Towards a New Humanism
Humanism, Western Renaissance, Arab Renaissance, Human Solidarity, “Idealtypus”, Identity and Change, End of History, Clash of Civilizations, Globalization
The development of Humanism, this body of concepts and values which palaces MAN at the center of human concern and thinking, is traditionally linked with the Renaissance movement in Europe. The widening of the geographical and cultural horizons and the spread of critical and revisionist readings of the fundamental texts thanks to the development of the print press in Europe created the appropriate circumstances for liberating human thinking from the fetters of “localized” and dominant patterns of thinking and governance and giving it true Human dimensions.
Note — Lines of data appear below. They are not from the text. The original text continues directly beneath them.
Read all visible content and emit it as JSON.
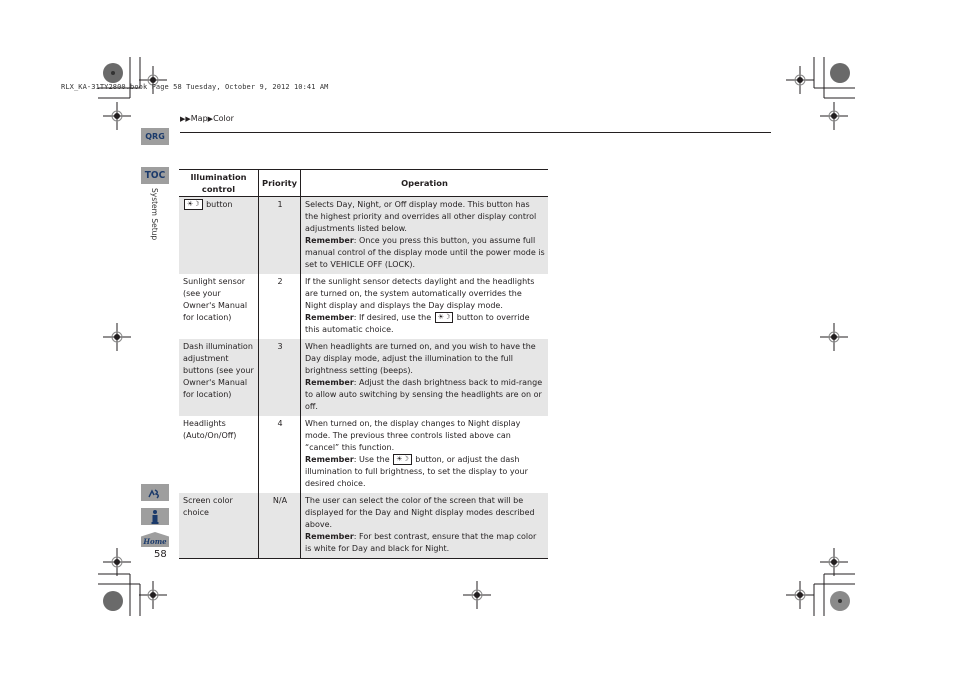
{
  "print_header": "RLX_KA-31TY2800.book  Page 58  Tuesday, October 9, 2012  10:41 AM",
  "breadcrumb": {
    "separator_icon": "triangle-right-icon",
    "items": [
      "Map",
      "Color"
    ]
  },
  "side_nav": {
    "qrg_label": "QRG",
    "toc_label": "TOC",
    "section_label": "System Setup",
    "voice_icon": "voice-command-icon",
    "info_icon": "info-icon",
    "home_label": "Home"
  },
  "page_number": "58",
  "table": {
    "headers": [
      "Illumination control",
      "Priority",
      "Operation"
    ],
    "remember_label": "Remember",
    "button_icon": "day-night-button-icon",
    "rows": [
      {
        "control_suffix": " button",
        "priority": "1",
        "operation": "Selects Day, Night, or Off display mode. This button has the highest priority and overrides all other display control adjustments listed below.",
        "remember": ": Once you press this button, you assume full manual control of the display mode until the power mode is set to VEHICLE OFF (LOCK)."
      },
      {
        "control": "Sunlight sensor (see your Owner's Manual for location)",
        "priority": "2",
        "operation": "If the sunlight sensor detects daylight and the headlights are turned on, the system automatically overrides the Night display and displays the Day display mode.",
        "remember_pre": ": If desired, use the ",
        "remember_post": " button to override this automatic choice."
      },
      {
        "control": "Dash illumination adjustment buttons (see your Owner's Manual for location)",
        "priority": "3",
        "operation": "When headlights are turned on, and you wish to have the Day display mode, adjust the illumination to the full brightness setting (beeps).",
        "remember": ": Adjust the dash brightness back to mid-range to allow auto switching by sensing the headlights are on or off."
      },
      {
        "control": "Headlights (Auto/On/Off)",
        "priority": "4",
        "operation": "When turned on, the display changes to Night display mode. The previous three controls listed above can “cancel” this function.",
        "remember_pre": ": Use the ",
        "remember_post": " button, or adjust the dash illumination to full brightness, to set the display to your desired choice."
      },
      {
        "control": "Screen color choice",
        "priority": "N/A",
        "operation": "The user can select the color of the screen that will be displayed for the Day and Night display modes described above.",
        "remember": ": For best contrast, ensure that the map color is white for Day and black for Night."
      }
    ]
  },
  "icon_glyphs": {
    "day_night": "☀☽"
  }
}
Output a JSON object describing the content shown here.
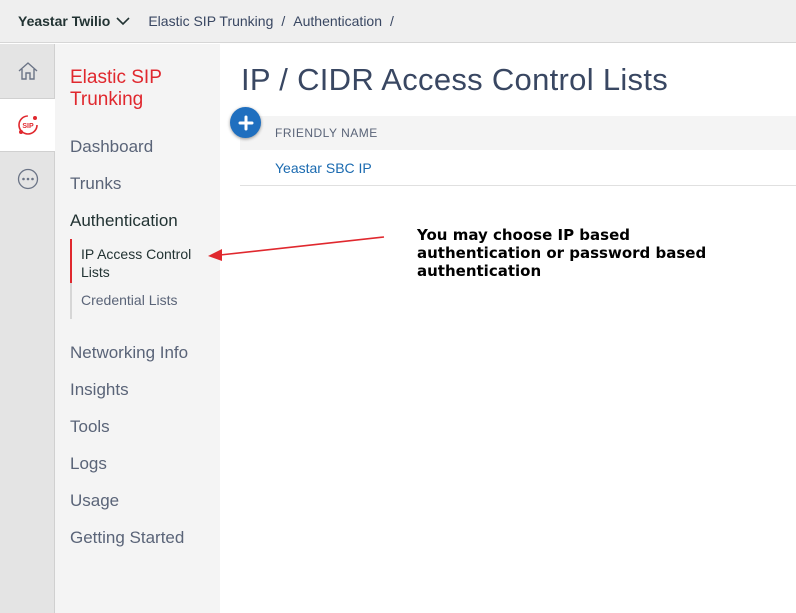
{
  "topbar": {
    "account": "Yeastar Twilio",
    "breadcrumb": [
      "Elastic SIP Trunking",
      "Authentication"
    ],
    "separator": "/"
  },
  "rail": {
    "items": [
      {
        "icon": "home-icon",
        "active": false
      },
      {
        "icon": "sip-icon",
        "label": "SIP",
        "active": true
      },
      {
        "icon": "more-icon",
        "active": false
      }
    ]
  },
  "nav": {
    "section_title": "Elastic SIP Trunking",
    "items": [
      "Dashboard",
      "Trunks",
      "Authentication"
    ],
    "sub_items": [
      "IP Access Control Lists",
      "Credential Lists"
    ],
    "more_items": [
      "Networking Info",
      "Insights",
      "Tools",
      "Logs",
      "Usage",
      "Getting Started"
    ]
  },
  "main": {
    "title": "IP / CIDR Access Control Lists",
    "table": {
      "header": "FRIENDLY NAME",
      "rows": [
        "Yeastar SBC IP"
      ]
    }
  },
  "annotation": {
    "text": "You may choose IP based authentication or password based authentication"
  },
  "colors": {
    "accent_red": "#e0282e",
    "link_blue": "#1a6ab0",
    "button_blue": "#1f6fbf"
  }
}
This paper retraces the history of humanistic thinking in the western world and links it to Hindu, Persian, and Arab humanistic heritage. It argues that the present international circumstances of globalization, unfair military, political, and cultural power relations, and divisive discourse, in addition to the rapid spread of information thanks to the developments in information technologies, present the appropriate conditions for reviving humanistic thinking and replacing human solidarity at the center of MAN’s interests and actions.
Knowledge, Philosophy, Ethics, Consciousness, History, Historiography, Political Science, Politics, Globalisation
Keynote Presentation in English
Towards a New Humanism
Prof. Khalifa Chater
Professor Emeritus of Contemporary History, Faculte des Sciences Humaines de Tunis, Université de Tunis
Professor Khalifa Chater received his Ph.D. (Doctorat d'Etat es-Lettres) in 1981 from the French university of Paris-Sorbonne IV. He has been lecturing on contemporary history in general and the contemporary history of Tunisia in particular since October 1972 at the College of Human Sciences of the University of Tunis. In 1996, he was appointed Docteur Honoris causa at the “Université de Montpellier -Paul Valéry” (France), and in 1997 received the Tunisian National Prize in Arts and Humanities. He is co-founder and vice-president of the “Association des Etudes Internationales” (International Studies Association and was also appointed Director of the International Cultural Center of Hammamet and was the Director of the National Library and Archives in Tunisia. Prof. Chater has researched and written extensively in French on contemporary history of Tunisia. He is the author of two books (1984 and 1987) in French on social and political unrest in 19th century Tunisia. In addition to contemporary history, Professor Chater’s research and academic interests include international relations, the Arab world, and globalization, on which he has written and lectured extensively locally and internationally. He has also produced and presented a weekly radio show and is an unconditional cinema fan.